(Element data from apps and pages)
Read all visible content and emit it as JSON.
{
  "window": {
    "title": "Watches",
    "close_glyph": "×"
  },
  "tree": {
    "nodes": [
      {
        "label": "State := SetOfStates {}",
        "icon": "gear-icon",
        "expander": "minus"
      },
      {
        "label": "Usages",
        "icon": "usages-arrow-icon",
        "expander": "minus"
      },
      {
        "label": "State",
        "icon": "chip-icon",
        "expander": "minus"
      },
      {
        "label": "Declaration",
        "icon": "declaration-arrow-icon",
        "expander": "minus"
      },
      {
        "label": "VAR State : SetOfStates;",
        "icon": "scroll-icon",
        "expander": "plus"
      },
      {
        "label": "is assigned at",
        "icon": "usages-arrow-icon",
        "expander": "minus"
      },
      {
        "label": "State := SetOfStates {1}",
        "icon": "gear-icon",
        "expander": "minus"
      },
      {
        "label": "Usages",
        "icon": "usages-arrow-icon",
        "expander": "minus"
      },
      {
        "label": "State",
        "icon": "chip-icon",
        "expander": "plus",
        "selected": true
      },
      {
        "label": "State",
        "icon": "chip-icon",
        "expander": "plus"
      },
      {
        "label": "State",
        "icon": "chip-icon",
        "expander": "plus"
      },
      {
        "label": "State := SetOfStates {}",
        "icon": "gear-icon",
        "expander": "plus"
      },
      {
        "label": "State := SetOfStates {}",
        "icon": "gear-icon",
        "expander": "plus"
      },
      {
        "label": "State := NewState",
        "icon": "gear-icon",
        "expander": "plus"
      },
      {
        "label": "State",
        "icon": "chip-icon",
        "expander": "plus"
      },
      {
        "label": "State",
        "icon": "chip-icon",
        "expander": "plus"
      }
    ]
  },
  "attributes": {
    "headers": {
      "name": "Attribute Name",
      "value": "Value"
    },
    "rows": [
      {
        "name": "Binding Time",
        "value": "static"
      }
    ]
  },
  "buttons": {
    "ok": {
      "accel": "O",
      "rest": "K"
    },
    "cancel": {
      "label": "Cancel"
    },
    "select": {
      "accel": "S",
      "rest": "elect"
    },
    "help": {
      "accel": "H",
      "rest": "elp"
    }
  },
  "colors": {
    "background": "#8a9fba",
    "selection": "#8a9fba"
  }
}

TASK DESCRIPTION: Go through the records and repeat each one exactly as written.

RESPONSE:
Read all visible content and emit it as JSON.
{
  "window": {
    "title": "Watches",
    "close_glyph": "×"
  },
  "tree": {
    "nodes": [
      {
        "label": "State := SetOfStates {}",
        "icon": "gear-icon",
        "expander": "minus"
      },
      {
        "label": "Usages",
        "icon": "usages-arrow-icon",
        "expander": "minus"
      },
      {
        "label": "State",
        "icon": "chip-icon",
        "expander": "minus"
      },
      {
        "label": "Declaration",
        "icon": "declaration-arrow-icon",
        "expander": "minus"
      },
      {
        "label": "VAR State : SetOfStates;",
        "icon": "scroll-icon",
        "expander": "plus"
      },
      {
        "label": "is assigned at",
        "icon": "usages-arrow-icon",
        "expander": "minus"
      },
      {
        "label": "State := SetOfStates {1}",
        "icon": "gear-icon",
        "expander": "minus"
      },
      {
        "label": "Usages",
        "icon": "usages-arrow-icon",
        "expander": "minus"
      },
      {
        "label": "State",
        "icon": "chip-icon",
        "expander": "plus",
        "selected": true
      },
      {
        "label": "State",
        "icon": "chip-icon",
        "expander": "plus"
      },
      {
        "label": "State",
        "icon": "chip-icon",
        "expander": "plus"
      },
      {
        "label": "State := SetOfStates {}",
        "icon": "gear-icon",
        "expander": "plus"
      },
      {
        "label": "State := SetOfStates {}",
        "icon": "gear-icon",
        "expander": "plus"
      },
      {
        "label": "State := NewState",
        "icon": "gear-icon",
        "expander": "plus"
      },
      {
        "label": "State",
        "icon": "chip-icon",
        "expander": "plus"
      },
      {
        "label": "State",
        "icon": "chip-icon",
        "expander": "plus"
      }
    ]
  },
  "attributes": {
    "headers": {
      "name": "Attribute Name",
      "value": "Value"
    },
    "rows": [
      {
        "name": "Binding Time",
        "value": "static"
      }
    ]
  },
  "buttons": {
    "ok": {
      "accel": "O",
      "rest": "K"
    },
    "cancel": {
      "label": "Cancel"
    },
    "select": {
      "accel": "S",
      "rest": "elect"
    },
    "help": {
      "accel": "H",
      "rest": "elp"
    }
  },
  "colors": {
    "background": "#8a9fba",
    "selection": "#8a9fba"
  }
}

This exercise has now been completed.